The film Why Are We funny?’, made by the year-long Young Roots Why We Are Funny project, includes interviews with famous local comedians such as Micky Finn and John Bishop, as well as members of the public.

The project is run by graduates of the Stand Out comedy course, who produced the film with the help of the city’s Records Office, Liverpool John Moores University and the North West Film Archive.

The film looks at the roots of Liverpudlian humour and comedy.

Comedy Trust director Sam Avery said: “It’s about why Liverpool is a funny city, and what kind of influence Liverpool humour and the Scouse mentality has had over the years.

“A couple of things that keep coming up is the feeling that the city isn’t really part of Britain, and that through hard times, humour has helped keep us going,”

Sam has worked with the teenagers on devising a performance element to the project.

Playwright Tony Staveacre, who as a young TV producer spent 10 days in Liverpool back in 1973 making a BBC documentary about the cultural life of the city, said: “It cocks a snook at authority, it pricks pretension, it favours independence.

“It prizes laughter as being the best antidote when times are hard. Are times ever hard in Liverpool? Ask the bears in the wood.”
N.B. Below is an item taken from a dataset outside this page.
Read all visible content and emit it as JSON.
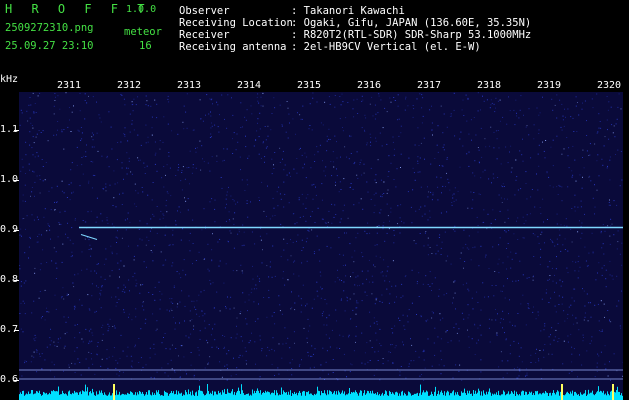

The Why We Are Funny? film will also show sketches created by young comedians, and will be screened at Woolton Picturehouse on Sunday at noon.

About Alisha Daya, JMU Journalism